COLUMBUS - Platte County Historical Museum could be haunted, but further research is needed before that designation can officially be placed on the 100-year-old building.
However, Nate Raterman of Tri-City Research and Investigation of the Paranormal (T.R.I.P.) said Monday that something strange is going on at the 2916 16th St. museum.
"We did get the voices," he said. "There definitely is paranormal activity there. That's for sure."
Raterman's ghost hunting group conducted a three-hour investigation at the museum Feb. 10, catching only a brief glimpse of an unidentifiable shadow on a second-story door inside the former Third Ward School building.
After later reviewing some audio recorders placed in the museum, Raterman is convinced something supernatural calls the compound home.
Four separate electronic voice phenomena, or audio recordings of potential spirits and paranormal activity, were picked up by the devices, according to T.R.I.P. They ranged from a loud banging noise in the 1857 log cabin and unexplained whistle to the voices of a young girl and older woman asking "Can you hear my voice?," the group reported.
But that isn't quite enough for the paranormal investigators.
"We'd actually like to have a little bit more evidence before we say it's haunted," Raterman said.
Raterman is proposing a second investigation at Platte County Historical Museum, this time using new video equipment he hopes will catch some ghostly figures. Conducting the investigation overnight should also help rule out the voices of the living on audio recorders, Raterman said.
A second look was taken at the Neville Center in North Platte before T.R.I.P. labeled that building one of the most haunted among the 30-40 they've investigated since 2009.
Cheri Schrader, executive director of Platte County Historical Museum, said the team is welcome to return, if the historical society board approves.
While she's not convinced anything supernatural is present there, Schrader believes the possibility could be good for publicity.
"If it brings people in, that's good," she said, "and I hope it doesn't scare people away."

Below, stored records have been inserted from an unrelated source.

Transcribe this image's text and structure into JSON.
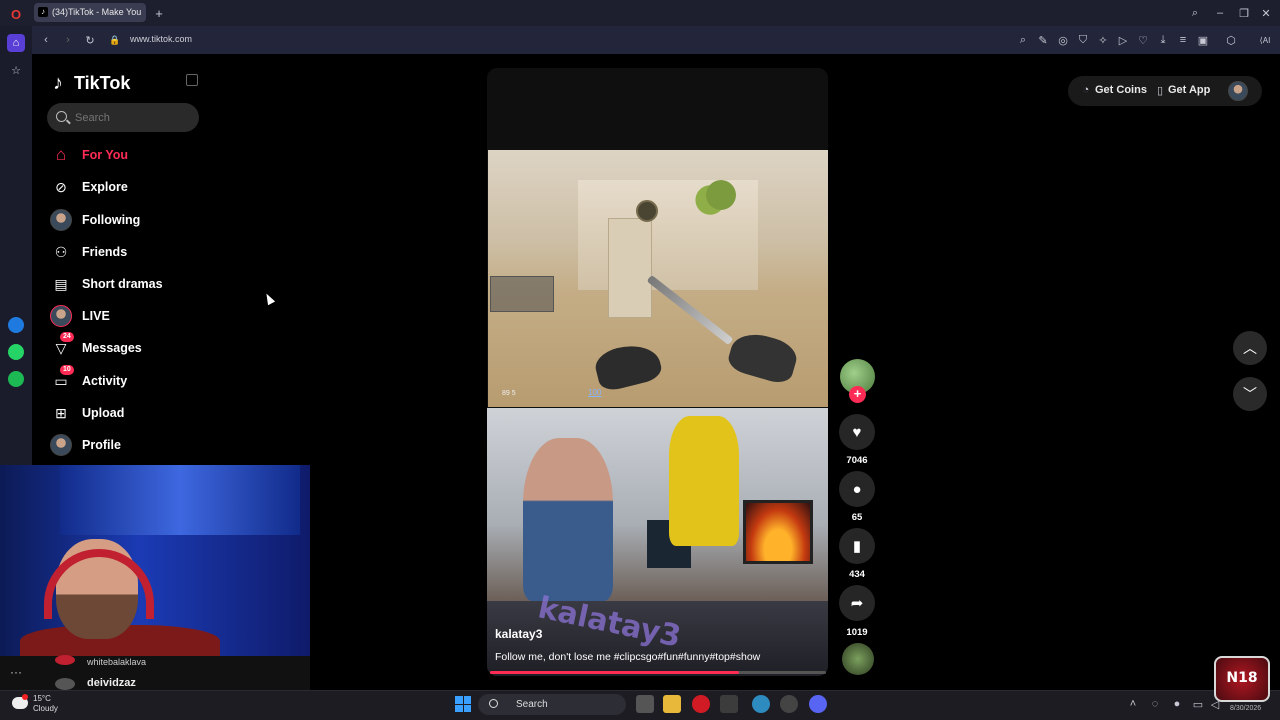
{
  "browser": {
    "tab_title": "(34)TikTok - Make You",
    "url": "www.tiktok.com"
  },
  "tiktok": {
    "logo": "TikTok",
    "search_placeholder": "Search",
    "nav": [
      {
        "label": "For You",
        "icon": "home-icon",
        "active": true
      },
      {
        "label": "Explore",
        "icon": "compass-icon"
      },
      {
        "label": "Following",
        "icon": "avatar-icon"
      },
      {
        "label": "Friends",
        "icon": "friends-icon"
      },
      {
        "label": "Short dramas",
        "icon": "film-icon"
      },
      {
        "label": "LIVE",
        "icon": "live-avatar-icon"
      },
      {
        "label": "Messages",
        "icon": "messages-icon",
        "badge": "24"
      },
      {
        "label": "Activity",
        "icon": "activity-icon",
        "badge": "10"
      },
      {
        "label": "Upload",
        "icon": "upload-icon"
      },
      {
        "label": "Profile",
        "icon": "profile-avatar-icon"
      }
    ],
    "top": {
      "get_coins": "Get Coins",
      "get_app": "Get App"
    },
    "video": {
      "username": "kalatay3",
      "caption": "Follow me, don't lose me #clipcsgo#fun#funny#top#show",
      "hud_left": "89 5",
      "hud_ammo": "100",
      "progress": 0.74
    },
    "actions": {
      "likes": "7046",
      "comments": "65",
      "saves": "434",
      "shares": "1019"
    }
  },
  "stream_overlay": {
    "chat": [
      {
        "user": "whitebalaklava"
      },
      {
        "user": "deividzaz"
      }
    ]
  },
  "taskbar": {
    "weather_temp": "15°C",
    "weather_desc": "Cloudy",
    "search_label": "Search",
    "date": "8/30/2026"
  },
  "colors": {
    "accent": "#fe2c55",
    "browser_bg": "#1d1f2e"
  }
}
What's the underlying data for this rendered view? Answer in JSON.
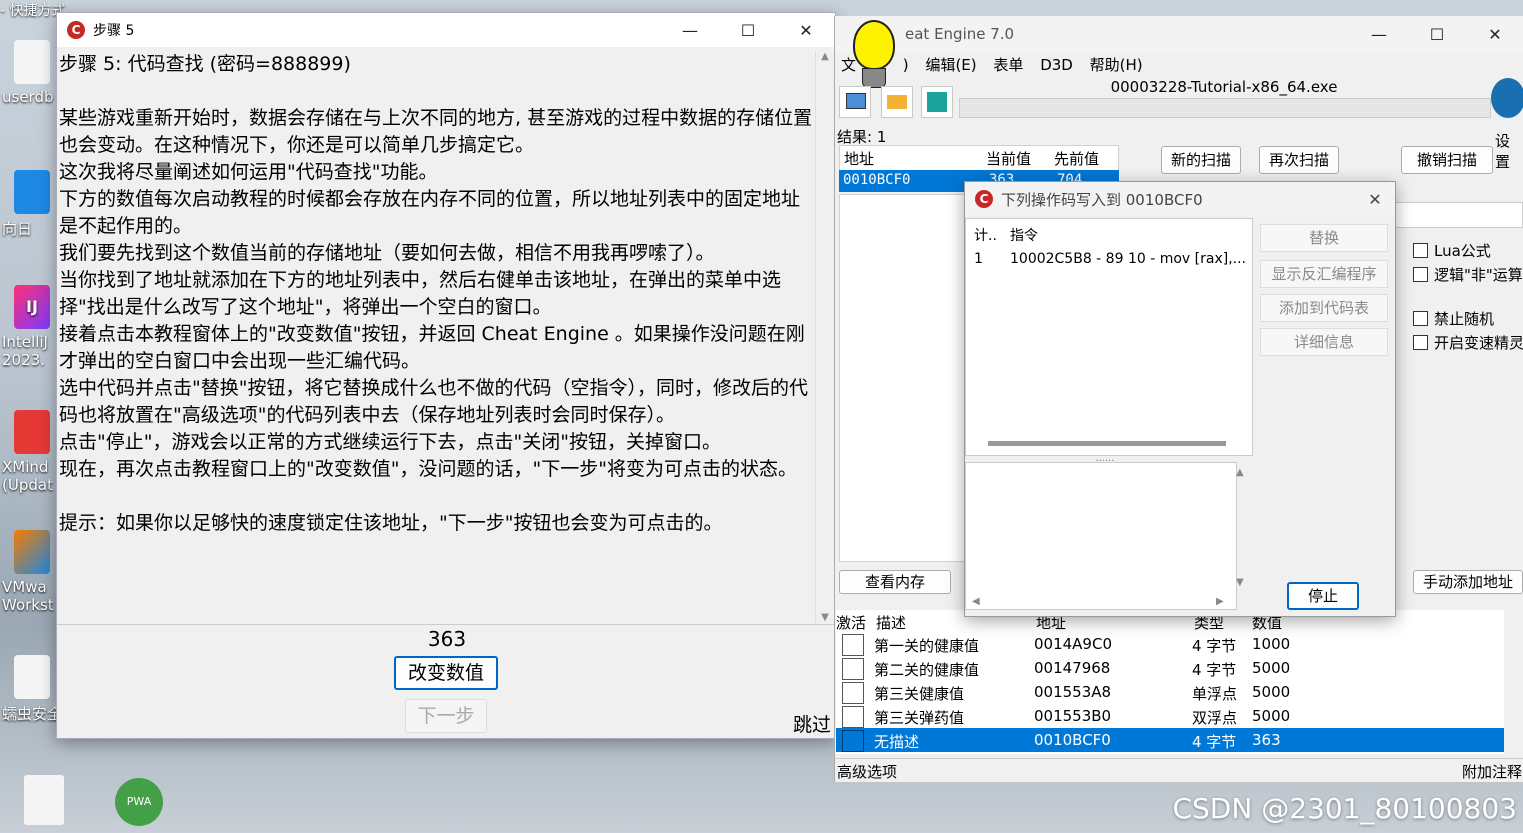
{
  "desktop": {
    "top_label": "- 快捷方式",
    "icons": [
      {
        "label": "userdb"
      },
      {
        "label": "向日"
      },
      {
        "label": "IntelliJ"
      },
      {
        "label": "2023."
      },
      {
        "label": "XMind"
      },
      {
        "label": "(Updat"
      },
      {
        "label": "VMwa"
      },
      {
        "label": "Workst"
      },
      {
        "label": "蠕虫安全"
      }
    ],
    "pwa_badge": "PWA",
    "ij_badge": "IJ"
  },
  "tutorial": {
    "title": "步骤 5",
    "body": "步骤 5: 代码查找 (密码=888899)\n\n某些游戏重新开始时，数据会存储在与上次不同的地方, 甚至游戏的过程中数据的存储位置也会变动。在这种情况下，你还是可以简单几步搞定它。\n这次我将尽量阐述如何运用\"代码查找\"功能。\n下方的数值每次启动教程的时候都会存放在内存不同的位置，所以地址列表中的固定地址是不起作用的。\n我们要先找到这个数值当前的存储地址（要如何去做，相信不用我再啰嗦了）。\n当你找到了地址就添加在下方的地址列表中，然后右健单击该地址，在弹出的菜单中选择\"找出是什么改写了这个地址\"，将弹出一个空白的窗口。\n接着点击本教程窗体上的\"改变数值\"按钮，并返回 Cheat Engine 。如果操作没问题在刚才弹出的空白窗口中会出现一些汇编代码。\n选中代码并点击\"替换\"按钮，将它替换成什么也不做的代码（空指令），同时，修改后的代码也将放置在\"高级选项\"的代码列表中去（保存地址列表时会同时保存）。\n点击\"停止\"，游戏会以正常的方式继续运行下去，点击\"关闭\"按钮，关掉窗口。\n现在，再次点击教程窗口上的\"改变数值\"，没问题的话，\"下一步\"将变为可点击的状态。\n\n提示：如果你以足够快的速度锁定住该地址，\"下一步\"按钮也会变为可点击的。",
    "value": "363",
    "change_button": "改变数值",
    "next_button": "下一步",
    "skip_label": "跳过"
  },
  "ce": {
    "title": "Cheat Engine 7.0",
    "title_visible": "eat Engine 7.0",
    "menu": [
      "文",
      ")",
      "编辑(E)",
      "表单",
      "D3D",
      "帮助(H)"
    ],
    "process": "00003228-Tutorial-x86_64.exe",
    "settings_label": "设置",
    "results": "结果: 1",
    "result_headers": [
      "地址",
      "当前值",
      "先前值"
    ],
    "result_row": {
      "address": "0010BCF0",
      "current": "363",
      "previous": "704"
    },
    "new_scan": "新的扫描",
    "next_scan": "再次扫描",
    "undo_scan": "撤销扫描",
    "options": [
      "Lua公式",
      "逻辑\"非\"运算",
      "禁止随机",
      "开启变速精灵"
    ],
    "view_memory": "查看内存",
    "add_address": "手动添加地址",
    "table_headers": [
      "激活",
      "描述",
      "地址",
      "类型",
      "数值"
    ],
    "table_rows": [
      {
        "desc": "第一关的健康值",
        "address": "0014A9C0",
        "type": "4 字节",
        "value": "1000"
      },
      {
        "desc": "第二关的健康值",
        "address": "00147968",
        "type": "4 字节",
        "value": "5000"
      },
      {
        "desc": "第三关健康值",
        "address": "001553A8",
        "type": "单浮点",
        "value": "5000"
      },
      {
        "desc": "第三关弹药值",
        "address": "001553B0",
        "type": "双浮点",
        "value": "5000"
      },
      {
        "desc": "无描述",
        "address": "0010BCF0",
        "type": "4 字节",
        "value": "363"
      }
    ],
    "advanced": "高级选项",
    "comments": "附加注释"
  },
  "dialog": {
    "title": "下列操作码写入到 0010BCF0",
    "headers": [
      "计..",
      "指令"
    ],
    "row": {
      "count": "1",
      "instruction": "10002C5B8 - 89 10  - mov [rax],..."
    },
    "buttons": [
      "替换",
      "显示反汇编程序",
      "添加到代码表",
      "详细信息"
    ],
    "stop": "停止"
  },
  "watermark": "CSDN @2301_80100803",
  "colors": {
    "selection": "#0078d7",
    "ce_red": "#c62828"
  }
}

The museum has received increased interest on Facebook since the first investigation, according to Schrader, with a few people looking to conduct research of their own there.
"I get a lot of questions," said Schrader, who isn't ruling out a possible haunting, but has never "experienced anything" herself.
Other amateur ghost hunters can come take a look around, Schrader said, as long as it's during regular operating hours. However, visitors likely won't see ghost tours on the itinerary anytime soon.
"I'm not planning on that in the near future," Schrader said.
Evidence collected by T.R.I.P. can be viewed at www.tripparanormal.com by paying members. A DVD of the first investigation will be available Thursday on the website.